Stephen King is the author of more than sixty books, all of them worldwide bestsellers. His recent work includes The Institute, Elevation, The Outsider, Sleeping Beauties (cowritten with his son Owen King), and the Bill Hodges trilogy: End of Watch, Finders Keepers, and Mr. Mercedes (an Edgar Award winner for Best Novel and an AT&T Audience Network original television series). His novel 11/22/63 was named a top ten book of 2011 by The New York Times Book Review and won the Los Angeles Times Book Prize for Mystery/Thriller. His epic works The Dark Tower and It are the basis for major motion pictures, with It now the highest grossing horror film of all time. He is the recipient of the 2018 PEN America Literary Service Award, the 2014 National Medal of Arts, and the 2003 National Book Foundation Medal for Distinguished Contribution to American Letters. He lives in Bangor, Maine, with his wife, novelist Tabitha King.
One November afternoon in the Maine woods, four men, friends since childhood, are on their annual hunting trip that has become as much a time for catching up on one another's lives as it is a time for drinking beer and pursuing game. But this congenial respite ends quickly for Pete, Beaver, Henry, and Jonesy when a dazed and disheveled stranger wanders into their campsite. The hours and days that follow are filled with spaceships, evil gray aliens, a toxic parasite called byrus, and a military search-and-destroy mission. Unarguably, these ingredients belong in the well-stocked cupboard of a pulp fiction writer. But when King stirs them into this hair-raising yarn that forces readers to draw their curtains tightly and sleep with the lights on, he serves up a powerful work that examines the interconnections between memory and imagination and studies the influence of friendship on the human condition. Highly recommended. Nancy McNicol, Hagaman Memorial Lib., East Haven, CT Copyright 2001 Cahners Business Information.
The New York Times Book Review Fascinating...A frenzied,
multilayered, ever-accelerating nightmare.
Chicago Tribune A tour de force -- has more passages of power and imagination than some writers produce in a lifetime...[An] entertaining must-read.
The Miami Herald Prime King at his most engrossing...[he] has lost none of his ability to mine terror from the ordinary.
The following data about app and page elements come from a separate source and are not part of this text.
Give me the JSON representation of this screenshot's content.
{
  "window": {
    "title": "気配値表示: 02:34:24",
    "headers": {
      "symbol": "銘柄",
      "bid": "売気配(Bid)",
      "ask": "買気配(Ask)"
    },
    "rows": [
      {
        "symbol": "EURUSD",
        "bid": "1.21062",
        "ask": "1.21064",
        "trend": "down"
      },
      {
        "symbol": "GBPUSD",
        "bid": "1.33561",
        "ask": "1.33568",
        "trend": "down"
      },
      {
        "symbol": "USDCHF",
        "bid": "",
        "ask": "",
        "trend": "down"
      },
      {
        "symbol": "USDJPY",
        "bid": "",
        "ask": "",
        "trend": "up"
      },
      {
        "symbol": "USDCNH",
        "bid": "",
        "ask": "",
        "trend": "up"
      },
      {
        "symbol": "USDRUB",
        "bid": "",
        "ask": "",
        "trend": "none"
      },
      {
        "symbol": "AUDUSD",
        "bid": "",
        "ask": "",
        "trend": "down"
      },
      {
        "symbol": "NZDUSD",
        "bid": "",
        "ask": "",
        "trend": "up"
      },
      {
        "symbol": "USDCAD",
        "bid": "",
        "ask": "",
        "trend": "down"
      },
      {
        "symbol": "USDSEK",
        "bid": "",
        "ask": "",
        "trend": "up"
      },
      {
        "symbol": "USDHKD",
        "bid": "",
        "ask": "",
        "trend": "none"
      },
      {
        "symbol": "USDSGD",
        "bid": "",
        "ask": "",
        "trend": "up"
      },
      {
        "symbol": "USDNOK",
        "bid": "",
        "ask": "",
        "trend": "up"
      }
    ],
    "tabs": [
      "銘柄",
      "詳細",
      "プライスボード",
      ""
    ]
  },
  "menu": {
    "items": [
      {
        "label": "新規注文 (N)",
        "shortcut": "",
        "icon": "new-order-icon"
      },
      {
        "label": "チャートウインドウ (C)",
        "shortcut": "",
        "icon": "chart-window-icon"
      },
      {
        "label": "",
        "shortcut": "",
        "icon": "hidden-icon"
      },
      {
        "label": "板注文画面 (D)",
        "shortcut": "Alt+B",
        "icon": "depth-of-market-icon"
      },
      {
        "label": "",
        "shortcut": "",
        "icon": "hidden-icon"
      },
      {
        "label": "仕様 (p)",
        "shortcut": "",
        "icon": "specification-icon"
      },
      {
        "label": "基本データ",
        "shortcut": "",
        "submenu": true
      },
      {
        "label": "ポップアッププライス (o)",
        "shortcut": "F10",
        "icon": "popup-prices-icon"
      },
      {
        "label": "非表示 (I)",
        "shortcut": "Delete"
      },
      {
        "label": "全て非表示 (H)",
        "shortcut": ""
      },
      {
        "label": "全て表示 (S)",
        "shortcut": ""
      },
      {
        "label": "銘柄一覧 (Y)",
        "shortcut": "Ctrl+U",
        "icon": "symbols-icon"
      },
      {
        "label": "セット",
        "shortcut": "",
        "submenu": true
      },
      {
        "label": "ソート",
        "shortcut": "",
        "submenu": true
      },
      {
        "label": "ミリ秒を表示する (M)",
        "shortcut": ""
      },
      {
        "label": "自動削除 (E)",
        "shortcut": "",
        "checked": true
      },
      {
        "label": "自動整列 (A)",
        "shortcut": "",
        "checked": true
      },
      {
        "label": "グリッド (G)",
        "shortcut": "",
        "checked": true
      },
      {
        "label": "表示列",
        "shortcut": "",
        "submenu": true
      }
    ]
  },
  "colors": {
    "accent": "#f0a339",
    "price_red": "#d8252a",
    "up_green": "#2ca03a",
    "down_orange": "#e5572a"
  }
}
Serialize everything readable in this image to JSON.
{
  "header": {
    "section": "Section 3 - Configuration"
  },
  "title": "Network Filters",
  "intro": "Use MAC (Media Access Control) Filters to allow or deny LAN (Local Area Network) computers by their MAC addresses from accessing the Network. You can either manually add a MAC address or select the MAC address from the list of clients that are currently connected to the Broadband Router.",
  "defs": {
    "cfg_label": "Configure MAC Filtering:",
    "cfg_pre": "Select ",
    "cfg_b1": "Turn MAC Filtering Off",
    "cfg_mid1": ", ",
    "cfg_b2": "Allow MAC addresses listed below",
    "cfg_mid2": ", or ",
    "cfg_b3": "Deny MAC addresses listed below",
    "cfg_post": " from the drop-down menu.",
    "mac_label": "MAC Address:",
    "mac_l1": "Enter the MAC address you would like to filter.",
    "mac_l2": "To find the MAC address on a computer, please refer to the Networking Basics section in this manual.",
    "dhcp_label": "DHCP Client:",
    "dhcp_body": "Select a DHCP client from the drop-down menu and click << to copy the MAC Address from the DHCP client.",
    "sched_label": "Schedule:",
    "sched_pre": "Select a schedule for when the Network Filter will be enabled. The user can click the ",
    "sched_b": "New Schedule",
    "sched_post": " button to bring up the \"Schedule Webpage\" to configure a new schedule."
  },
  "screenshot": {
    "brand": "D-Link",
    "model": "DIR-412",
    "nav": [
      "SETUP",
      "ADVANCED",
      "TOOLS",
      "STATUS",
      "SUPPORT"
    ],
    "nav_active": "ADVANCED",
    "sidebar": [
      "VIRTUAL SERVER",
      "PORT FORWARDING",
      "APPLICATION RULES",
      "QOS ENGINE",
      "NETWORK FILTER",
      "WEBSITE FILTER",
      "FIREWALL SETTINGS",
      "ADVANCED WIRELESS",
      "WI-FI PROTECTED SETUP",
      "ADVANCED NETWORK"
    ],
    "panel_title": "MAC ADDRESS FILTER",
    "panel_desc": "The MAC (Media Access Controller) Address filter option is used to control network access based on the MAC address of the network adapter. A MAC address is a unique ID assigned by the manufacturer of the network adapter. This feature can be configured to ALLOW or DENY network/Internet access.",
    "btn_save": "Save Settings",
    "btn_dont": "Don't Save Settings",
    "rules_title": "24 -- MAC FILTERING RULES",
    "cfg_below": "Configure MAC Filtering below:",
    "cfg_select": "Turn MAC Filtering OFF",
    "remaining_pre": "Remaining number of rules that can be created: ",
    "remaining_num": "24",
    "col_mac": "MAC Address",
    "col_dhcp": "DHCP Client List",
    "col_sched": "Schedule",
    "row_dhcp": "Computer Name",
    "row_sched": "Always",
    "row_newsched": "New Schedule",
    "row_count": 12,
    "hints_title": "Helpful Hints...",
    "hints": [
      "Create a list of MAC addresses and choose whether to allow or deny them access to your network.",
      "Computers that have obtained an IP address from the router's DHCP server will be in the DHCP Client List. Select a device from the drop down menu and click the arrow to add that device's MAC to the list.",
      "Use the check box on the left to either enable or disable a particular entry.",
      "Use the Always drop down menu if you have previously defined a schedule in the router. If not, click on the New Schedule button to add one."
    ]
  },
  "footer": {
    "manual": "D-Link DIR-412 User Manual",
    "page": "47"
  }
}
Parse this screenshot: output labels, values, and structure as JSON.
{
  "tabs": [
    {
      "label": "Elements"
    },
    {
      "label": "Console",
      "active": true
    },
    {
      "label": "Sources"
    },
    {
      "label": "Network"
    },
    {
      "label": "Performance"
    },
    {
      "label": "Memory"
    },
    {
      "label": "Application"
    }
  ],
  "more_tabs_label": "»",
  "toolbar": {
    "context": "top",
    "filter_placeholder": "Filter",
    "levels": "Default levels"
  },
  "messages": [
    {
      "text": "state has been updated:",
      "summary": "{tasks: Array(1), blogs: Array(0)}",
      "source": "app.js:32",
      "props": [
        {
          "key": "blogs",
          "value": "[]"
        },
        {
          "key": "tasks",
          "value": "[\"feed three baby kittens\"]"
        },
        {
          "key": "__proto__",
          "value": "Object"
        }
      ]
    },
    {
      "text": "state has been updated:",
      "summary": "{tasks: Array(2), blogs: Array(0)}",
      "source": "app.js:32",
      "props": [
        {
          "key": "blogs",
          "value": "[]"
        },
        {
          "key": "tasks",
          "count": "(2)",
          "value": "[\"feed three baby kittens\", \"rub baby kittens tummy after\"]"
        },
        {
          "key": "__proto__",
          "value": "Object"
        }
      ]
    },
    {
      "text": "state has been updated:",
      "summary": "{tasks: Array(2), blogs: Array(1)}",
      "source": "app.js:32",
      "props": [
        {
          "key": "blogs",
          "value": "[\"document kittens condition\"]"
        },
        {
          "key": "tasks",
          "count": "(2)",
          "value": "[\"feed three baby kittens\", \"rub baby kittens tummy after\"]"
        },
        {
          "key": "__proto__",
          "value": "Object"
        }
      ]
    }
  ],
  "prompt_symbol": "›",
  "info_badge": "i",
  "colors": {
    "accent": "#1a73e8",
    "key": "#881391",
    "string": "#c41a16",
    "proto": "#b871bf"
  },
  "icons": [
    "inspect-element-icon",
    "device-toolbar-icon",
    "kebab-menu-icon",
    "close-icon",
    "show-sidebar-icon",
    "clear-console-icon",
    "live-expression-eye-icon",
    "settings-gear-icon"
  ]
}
In an author's note to this novel, the first he's written since his near-fatal accident, King allows that he wrote the first draft of the book by hand. So much for the theory that it's word-processing alone that leads to logorrhea. Yet despite its excessive length, the novel one of the most complex thematically and structurally in King's vast output dazzles and grips, if fitfully. In its suspenseful depiction of an alien invasion, it superficially harkens back to King's early work (e.g., the 1980 novella "The Mist"), but it also features the psychological penetration, word-magic and ripe imagination of his recent stuff (particularly Bag of Bones). The action shuttles between present and past, following primarily the tribulations of a band of five males four regular guys from Derry, Maine (setting of King's It and Insomnia), and their special friend, Duddits, a Down's child (then man) with telepathic abilities. The first chunk of the text offers a tour de force of terror bound in darkest humor, depicting the arrival at the four guys' remote hunting cabin of a man who's fatally ill because he harbors in his bowels an alien invader. Yet the ferocious needle-toothed "shit-weasel" that escapes from him is only one of three varieties of invader the protagonists, and eventually a black-ops containment force, face: the others are Grays, classic humanoid aliens, and byrus, a parasitical growth that threatens to overtake life on Earth. The presence of the aliens makes humans telepathic, which leads to various inspired plot complications, but also to an occasional, perhaps necessary, vagueness of narration is there anything more difficult to dramatize than mind-to-mind communication? Numerous flashbacks reveal the roots of the connections among the four guys (one of whom is hit by a car and nearly dies), Duddits and even the aliens, while the last part of the book details a race/chase to save the world a chase that goes on and on and that's further marred by the cartoonlike presence of the head of the black ops force, who's as close to a caricature as King has strayed in several novels. The book has flaws, then, and each of them cries "runaway author." Is anyone editing King these days? But, then, who edited, say, Mahler at his most excessive? The genius shines through in any case, in the images and conceits that blind with brilliance, in the magnificent architecture, in the wide swaths of flat-out riveting reading and, most of all, in the wellsprings of emotions King taps as he plumbs the ties that bind his characters and, by extension, all of us to one another. (One-day laydown, Mar. 20) Forecast: As King's first book-length fiction since the accident, this novel originally titled Cancer will generate particular interest commercially and critically. It may be nominated for awards; it certainly will top the charts. Film rights optioned by Castle Rock. Copyright 2001 Cahners Business Information.